◆ TASK ITEM ◆
Scan the records for "user". Show the matching lines.
*** EXTRACTED MATERIAL ***
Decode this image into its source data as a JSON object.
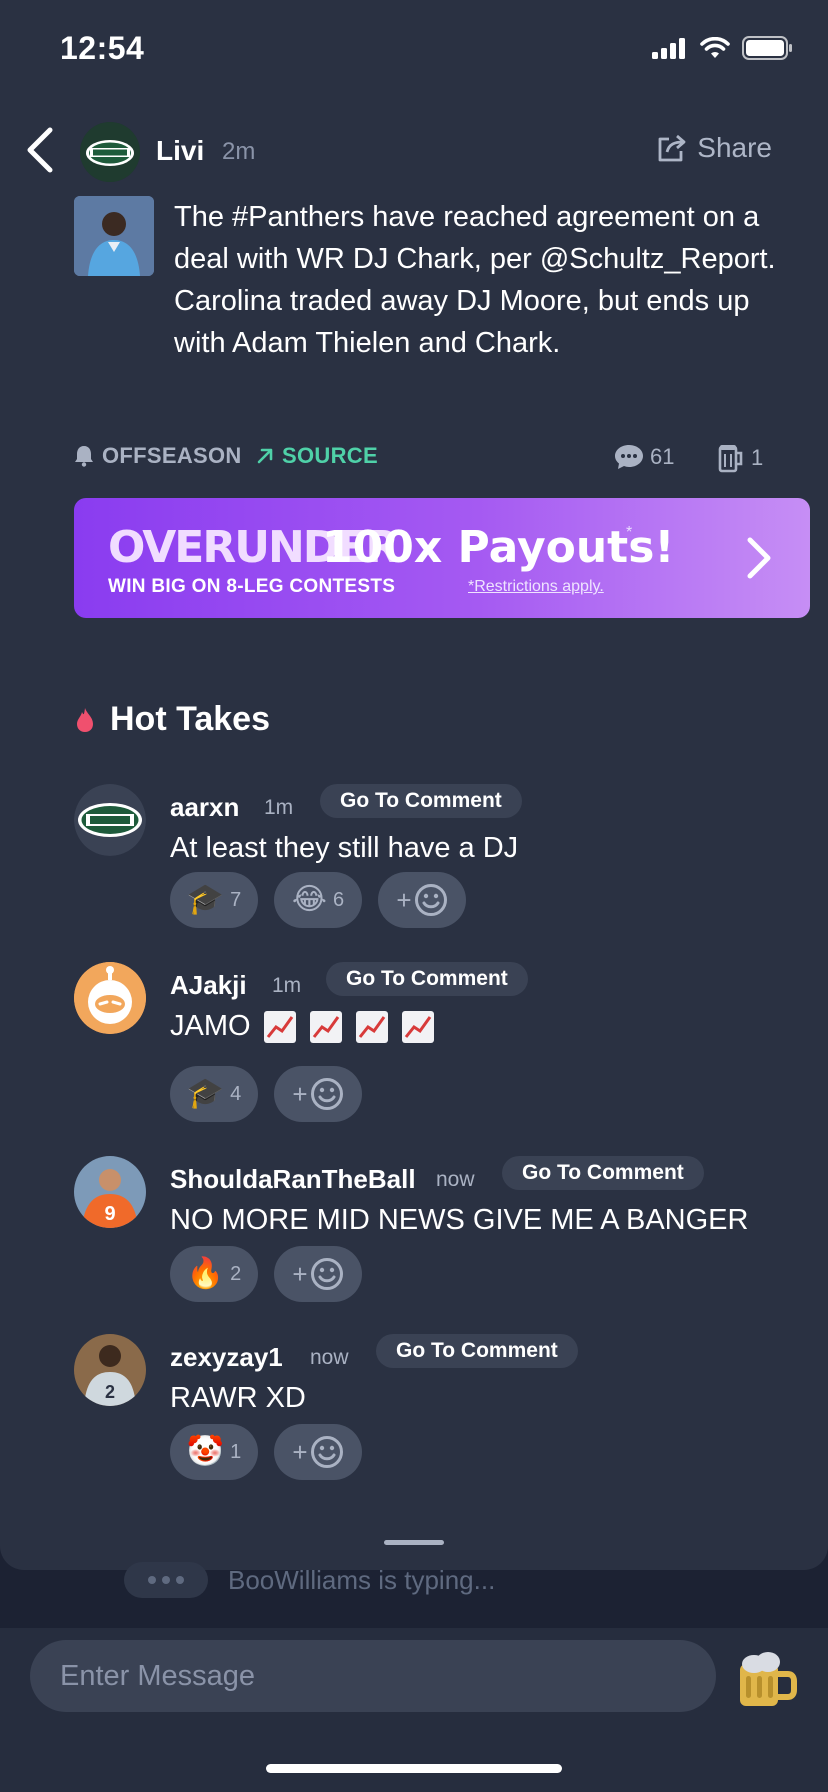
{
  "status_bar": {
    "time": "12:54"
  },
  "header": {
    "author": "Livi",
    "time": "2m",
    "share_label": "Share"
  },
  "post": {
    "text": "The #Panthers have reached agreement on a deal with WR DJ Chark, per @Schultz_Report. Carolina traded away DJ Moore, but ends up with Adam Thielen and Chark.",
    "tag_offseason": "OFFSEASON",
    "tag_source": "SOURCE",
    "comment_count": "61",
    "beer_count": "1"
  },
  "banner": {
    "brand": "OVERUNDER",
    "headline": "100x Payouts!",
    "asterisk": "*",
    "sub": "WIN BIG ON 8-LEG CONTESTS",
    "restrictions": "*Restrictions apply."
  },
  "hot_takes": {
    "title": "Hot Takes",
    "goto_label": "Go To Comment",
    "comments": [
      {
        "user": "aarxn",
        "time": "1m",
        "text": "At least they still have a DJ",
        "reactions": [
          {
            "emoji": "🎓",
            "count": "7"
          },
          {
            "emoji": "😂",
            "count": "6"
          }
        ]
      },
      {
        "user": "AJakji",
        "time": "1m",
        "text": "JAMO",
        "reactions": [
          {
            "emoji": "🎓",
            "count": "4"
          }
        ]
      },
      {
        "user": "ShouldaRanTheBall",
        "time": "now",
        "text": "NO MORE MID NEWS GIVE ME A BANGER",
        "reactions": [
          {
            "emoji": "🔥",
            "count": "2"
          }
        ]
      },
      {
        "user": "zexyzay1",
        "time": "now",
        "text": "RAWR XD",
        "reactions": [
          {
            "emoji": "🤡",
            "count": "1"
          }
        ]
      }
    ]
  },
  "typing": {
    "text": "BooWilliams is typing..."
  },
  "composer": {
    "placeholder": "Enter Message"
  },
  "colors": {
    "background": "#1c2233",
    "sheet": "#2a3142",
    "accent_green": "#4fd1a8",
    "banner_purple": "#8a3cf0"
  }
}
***
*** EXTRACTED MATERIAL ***
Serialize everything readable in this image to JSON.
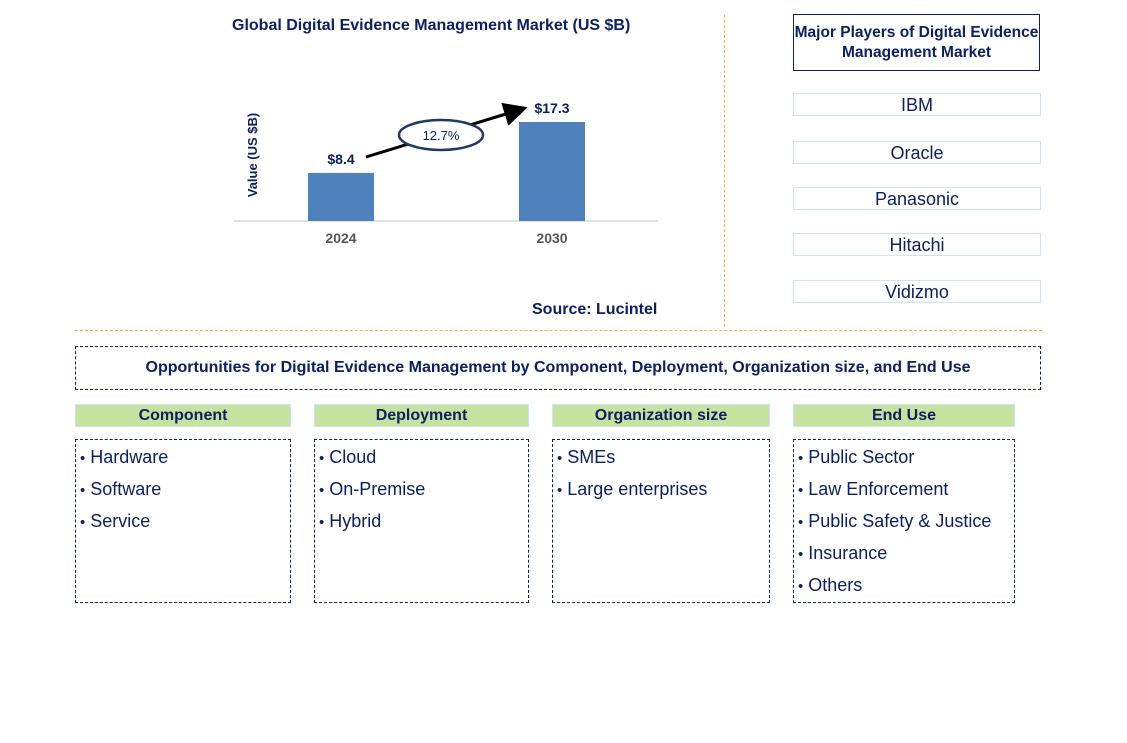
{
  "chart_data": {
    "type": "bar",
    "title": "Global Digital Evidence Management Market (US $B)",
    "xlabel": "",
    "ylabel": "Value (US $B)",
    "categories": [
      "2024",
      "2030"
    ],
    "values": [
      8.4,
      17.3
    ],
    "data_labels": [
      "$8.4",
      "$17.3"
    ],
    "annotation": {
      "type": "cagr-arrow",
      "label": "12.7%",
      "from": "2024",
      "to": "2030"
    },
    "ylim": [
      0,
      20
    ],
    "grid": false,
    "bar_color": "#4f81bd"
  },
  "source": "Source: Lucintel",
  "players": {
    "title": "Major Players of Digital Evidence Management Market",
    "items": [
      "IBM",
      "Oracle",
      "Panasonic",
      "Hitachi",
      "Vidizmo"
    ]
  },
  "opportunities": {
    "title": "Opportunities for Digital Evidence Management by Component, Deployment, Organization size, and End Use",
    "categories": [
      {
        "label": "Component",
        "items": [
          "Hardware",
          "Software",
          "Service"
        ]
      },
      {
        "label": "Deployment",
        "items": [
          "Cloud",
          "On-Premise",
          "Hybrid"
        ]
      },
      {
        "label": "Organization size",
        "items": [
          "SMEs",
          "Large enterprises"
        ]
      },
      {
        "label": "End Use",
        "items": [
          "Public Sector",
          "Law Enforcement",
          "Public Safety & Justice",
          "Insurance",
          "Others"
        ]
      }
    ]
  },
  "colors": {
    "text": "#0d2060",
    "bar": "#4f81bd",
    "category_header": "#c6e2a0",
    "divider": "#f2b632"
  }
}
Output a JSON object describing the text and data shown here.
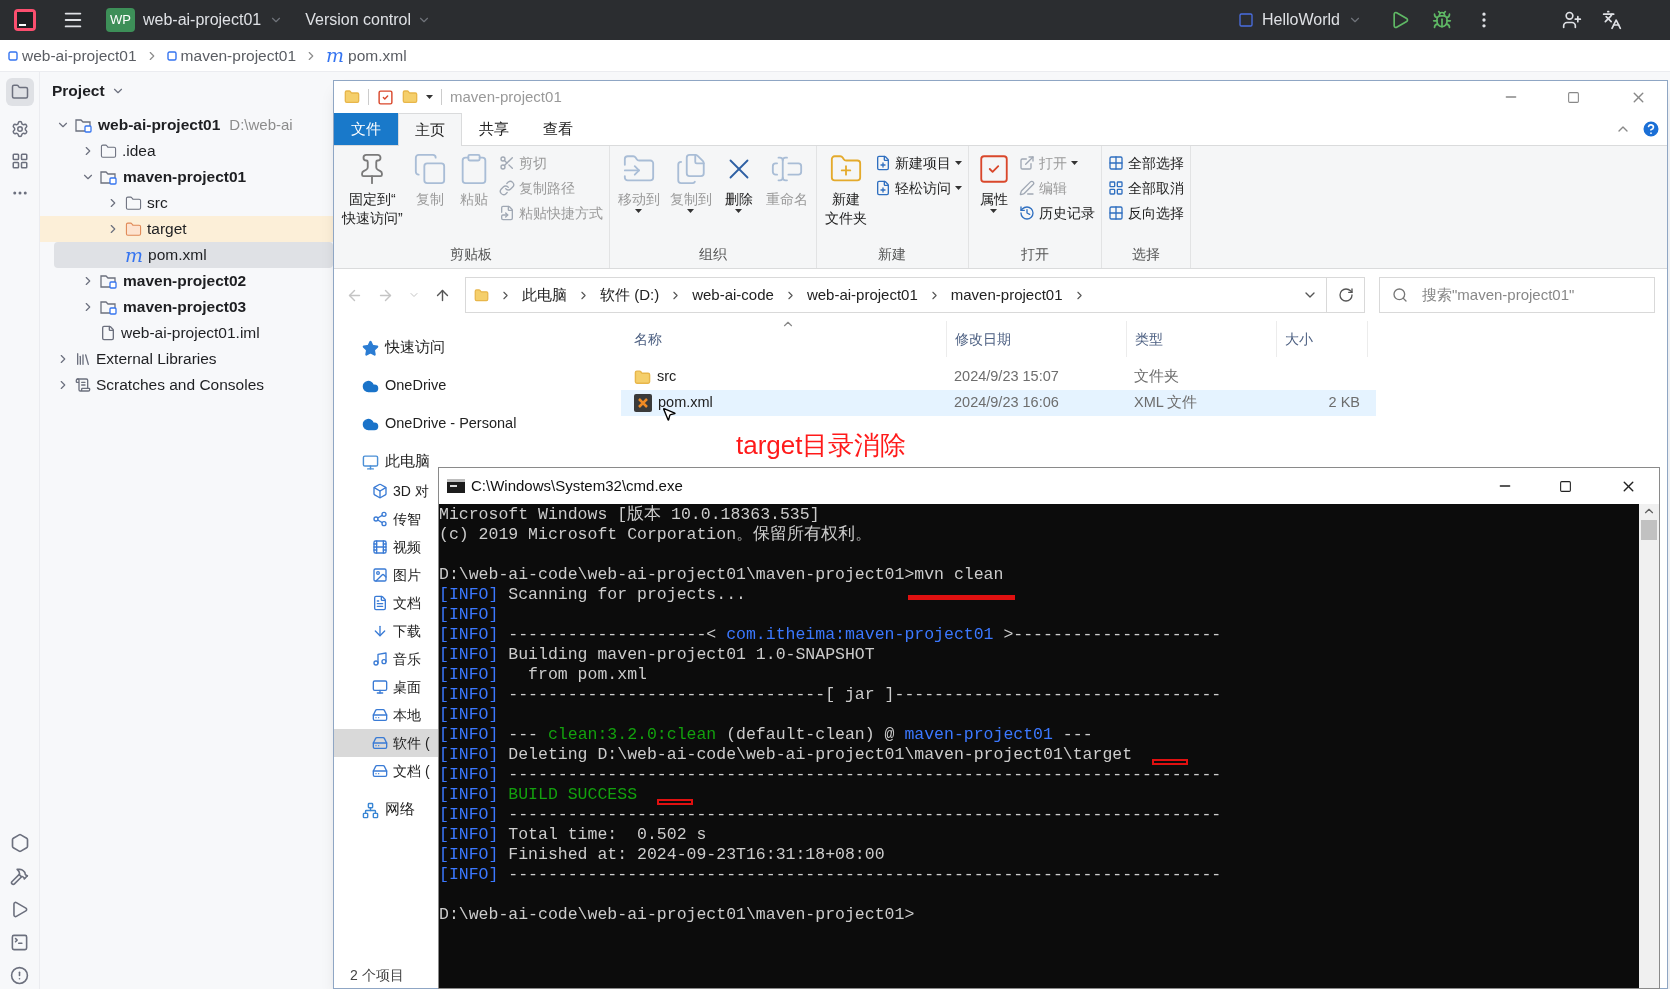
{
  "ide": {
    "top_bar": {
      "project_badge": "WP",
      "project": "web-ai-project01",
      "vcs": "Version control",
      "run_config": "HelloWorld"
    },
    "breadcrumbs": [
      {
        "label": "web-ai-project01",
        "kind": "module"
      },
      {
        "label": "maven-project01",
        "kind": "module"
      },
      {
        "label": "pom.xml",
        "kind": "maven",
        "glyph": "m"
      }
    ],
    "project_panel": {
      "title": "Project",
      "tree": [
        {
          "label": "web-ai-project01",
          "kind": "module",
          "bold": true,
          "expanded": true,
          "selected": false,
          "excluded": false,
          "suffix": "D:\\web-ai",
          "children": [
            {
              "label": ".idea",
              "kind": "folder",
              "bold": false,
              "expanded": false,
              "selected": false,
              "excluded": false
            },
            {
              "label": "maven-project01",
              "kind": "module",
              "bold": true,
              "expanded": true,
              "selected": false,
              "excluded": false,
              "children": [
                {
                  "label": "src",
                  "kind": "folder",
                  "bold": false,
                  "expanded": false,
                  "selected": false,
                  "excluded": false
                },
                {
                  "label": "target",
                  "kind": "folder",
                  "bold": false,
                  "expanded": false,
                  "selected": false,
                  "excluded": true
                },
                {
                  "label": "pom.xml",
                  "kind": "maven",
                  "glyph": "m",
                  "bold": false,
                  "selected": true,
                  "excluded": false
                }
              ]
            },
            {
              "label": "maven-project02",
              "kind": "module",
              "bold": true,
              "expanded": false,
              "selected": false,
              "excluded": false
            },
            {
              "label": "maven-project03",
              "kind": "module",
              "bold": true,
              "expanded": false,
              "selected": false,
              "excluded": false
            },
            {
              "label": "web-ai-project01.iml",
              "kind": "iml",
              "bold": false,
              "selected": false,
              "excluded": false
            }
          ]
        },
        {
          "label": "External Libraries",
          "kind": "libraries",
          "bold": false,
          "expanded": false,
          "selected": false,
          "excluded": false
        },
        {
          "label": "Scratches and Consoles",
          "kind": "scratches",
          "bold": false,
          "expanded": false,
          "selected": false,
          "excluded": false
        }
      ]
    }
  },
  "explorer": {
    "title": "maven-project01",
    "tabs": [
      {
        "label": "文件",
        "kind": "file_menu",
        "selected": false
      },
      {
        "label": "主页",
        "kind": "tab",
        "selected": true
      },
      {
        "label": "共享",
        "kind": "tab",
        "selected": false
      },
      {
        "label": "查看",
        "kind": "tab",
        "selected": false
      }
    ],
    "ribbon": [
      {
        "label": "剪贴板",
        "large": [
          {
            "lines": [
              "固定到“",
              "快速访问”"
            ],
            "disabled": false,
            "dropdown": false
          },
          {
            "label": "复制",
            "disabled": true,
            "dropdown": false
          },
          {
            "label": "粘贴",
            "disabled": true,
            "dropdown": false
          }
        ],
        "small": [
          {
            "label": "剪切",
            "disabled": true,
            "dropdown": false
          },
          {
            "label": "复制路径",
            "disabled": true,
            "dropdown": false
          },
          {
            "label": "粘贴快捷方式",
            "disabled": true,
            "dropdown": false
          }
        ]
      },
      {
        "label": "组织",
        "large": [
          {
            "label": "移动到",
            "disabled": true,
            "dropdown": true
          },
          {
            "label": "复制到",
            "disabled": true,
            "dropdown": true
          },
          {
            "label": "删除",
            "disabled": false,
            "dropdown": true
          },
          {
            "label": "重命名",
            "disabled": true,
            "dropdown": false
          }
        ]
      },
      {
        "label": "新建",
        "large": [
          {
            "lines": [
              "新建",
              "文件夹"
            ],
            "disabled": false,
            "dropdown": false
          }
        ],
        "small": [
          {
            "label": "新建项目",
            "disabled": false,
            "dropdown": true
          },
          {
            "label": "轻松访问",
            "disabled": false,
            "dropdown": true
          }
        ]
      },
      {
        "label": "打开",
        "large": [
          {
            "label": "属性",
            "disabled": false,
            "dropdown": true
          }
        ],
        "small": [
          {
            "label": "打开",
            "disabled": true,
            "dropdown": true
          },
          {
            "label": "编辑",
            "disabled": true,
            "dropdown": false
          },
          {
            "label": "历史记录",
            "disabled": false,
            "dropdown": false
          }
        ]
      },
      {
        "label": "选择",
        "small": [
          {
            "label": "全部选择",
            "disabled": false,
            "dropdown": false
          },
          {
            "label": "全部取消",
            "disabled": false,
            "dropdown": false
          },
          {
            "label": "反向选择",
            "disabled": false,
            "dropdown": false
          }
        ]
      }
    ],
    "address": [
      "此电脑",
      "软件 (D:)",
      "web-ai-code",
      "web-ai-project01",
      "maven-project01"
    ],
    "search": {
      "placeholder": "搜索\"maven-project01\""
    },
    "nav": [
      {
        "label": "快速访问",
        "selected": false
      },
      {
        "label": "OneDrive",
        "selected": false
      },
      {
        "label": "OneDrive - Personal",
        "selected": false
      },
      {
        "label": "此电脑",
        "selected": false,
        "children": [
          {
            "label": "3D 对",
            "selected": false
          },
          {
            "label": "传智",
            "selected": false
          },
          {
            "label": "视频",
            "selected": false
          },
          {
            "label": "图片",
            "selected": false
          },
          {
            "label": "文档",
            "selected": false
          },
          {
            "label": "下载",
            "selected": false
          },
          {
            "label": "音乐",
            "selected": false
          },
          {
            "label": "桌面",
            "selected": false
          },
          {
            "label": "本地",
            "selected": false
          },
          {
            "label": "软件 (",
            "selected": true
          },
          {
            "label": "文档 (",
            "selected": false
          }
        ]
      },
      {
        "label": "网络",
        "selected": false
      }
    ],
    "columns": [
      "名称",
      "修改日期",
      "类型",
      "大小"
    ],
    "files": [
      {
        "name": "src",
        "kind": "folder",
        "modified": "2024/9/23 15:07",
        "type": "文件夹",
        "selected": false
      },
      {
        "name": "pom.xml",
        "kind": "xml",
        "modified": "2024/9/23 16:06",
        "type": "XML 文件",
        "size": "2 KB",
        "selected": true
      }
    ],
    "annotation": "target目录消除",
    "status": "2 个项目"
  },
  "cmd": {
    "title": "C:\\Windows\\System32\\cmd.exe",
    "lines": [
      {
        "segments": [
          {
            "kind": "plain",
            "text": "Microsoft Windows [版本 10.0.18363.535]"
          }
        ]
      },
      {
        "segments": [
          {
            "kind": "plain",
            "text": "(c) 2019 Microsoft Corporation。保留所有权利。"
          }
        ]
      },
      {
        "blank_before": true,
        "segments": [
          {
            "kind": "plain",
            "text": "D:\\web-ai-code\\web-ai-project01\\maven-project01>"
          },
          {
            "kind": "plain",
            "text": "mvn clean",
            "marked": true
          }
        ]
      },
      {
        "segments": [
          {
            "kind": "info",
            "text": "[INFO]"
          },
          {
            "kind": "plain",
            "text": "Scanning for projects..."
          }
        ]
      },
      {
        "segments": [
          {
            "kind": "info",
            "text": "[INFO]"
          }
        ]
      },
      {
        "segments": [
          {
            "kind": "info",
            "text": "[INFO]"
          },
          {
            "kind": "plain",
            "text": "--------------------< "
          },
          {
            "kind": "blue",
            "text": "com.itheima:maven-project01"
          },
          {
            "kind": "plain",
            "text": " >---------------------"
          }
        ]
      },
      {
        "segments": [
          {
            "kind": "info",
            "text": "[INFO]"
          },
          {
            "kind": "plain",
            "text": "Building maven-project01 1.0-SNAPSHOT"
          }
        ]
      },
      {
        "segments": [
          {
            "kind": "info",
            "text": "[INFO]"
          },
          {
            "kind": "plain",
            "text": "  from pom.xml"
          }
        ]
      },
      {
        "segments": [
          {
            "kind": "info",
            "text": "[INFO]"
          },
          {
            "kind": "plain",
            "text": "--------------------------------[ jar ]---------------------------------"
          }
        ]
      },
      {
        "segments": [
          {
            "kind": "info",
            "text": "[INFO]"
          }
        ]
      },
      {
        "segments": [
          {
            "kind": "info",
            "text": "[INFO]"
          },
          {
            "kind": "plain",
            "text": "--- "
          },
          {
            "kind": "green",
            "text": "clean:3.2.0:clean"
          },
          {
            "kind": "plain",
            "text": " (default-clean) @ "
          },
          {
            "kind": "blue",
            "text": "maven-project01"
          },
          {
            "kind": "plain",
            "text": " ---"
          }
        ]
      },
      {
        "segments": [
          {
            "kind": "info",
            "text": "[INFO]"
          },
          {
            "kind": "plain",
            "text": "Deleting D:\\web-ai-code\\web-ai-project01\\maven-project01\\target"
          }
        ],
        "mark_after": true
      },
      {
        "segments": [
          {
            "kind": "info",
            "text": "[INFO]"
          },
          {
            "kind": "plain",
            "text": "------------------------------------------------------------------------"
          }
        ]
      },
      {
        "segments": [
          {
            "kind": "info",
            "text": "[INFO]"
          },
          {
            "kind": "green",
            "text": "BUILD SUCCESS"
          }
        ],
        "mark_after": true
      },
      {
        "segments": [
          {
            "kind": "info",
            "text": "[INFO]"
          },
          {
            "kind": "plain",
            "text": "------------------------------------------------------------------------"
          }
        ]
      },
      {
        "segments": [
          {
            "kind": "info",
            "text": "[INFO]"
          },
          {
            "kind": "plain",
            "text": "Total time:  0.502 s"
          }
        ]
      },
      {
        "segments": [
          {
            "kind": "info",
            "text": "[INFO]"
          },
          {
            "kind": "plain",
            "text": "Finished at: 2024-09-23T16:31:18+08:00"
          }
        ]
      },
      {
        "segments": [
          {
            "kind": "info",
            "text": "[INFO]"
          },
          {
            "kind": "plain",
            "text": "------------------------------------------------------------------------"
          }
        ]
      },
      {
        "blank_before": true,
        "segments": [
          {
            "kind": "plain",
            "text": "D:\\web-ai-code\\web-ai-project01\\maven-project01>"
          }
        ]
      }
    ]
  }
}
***
◆ RESPONSE ◆
        "user": "aarxn",
        "user": "AJakji",
        "user": "ShouldaRanTheBall",
        "user": "zexyzay1",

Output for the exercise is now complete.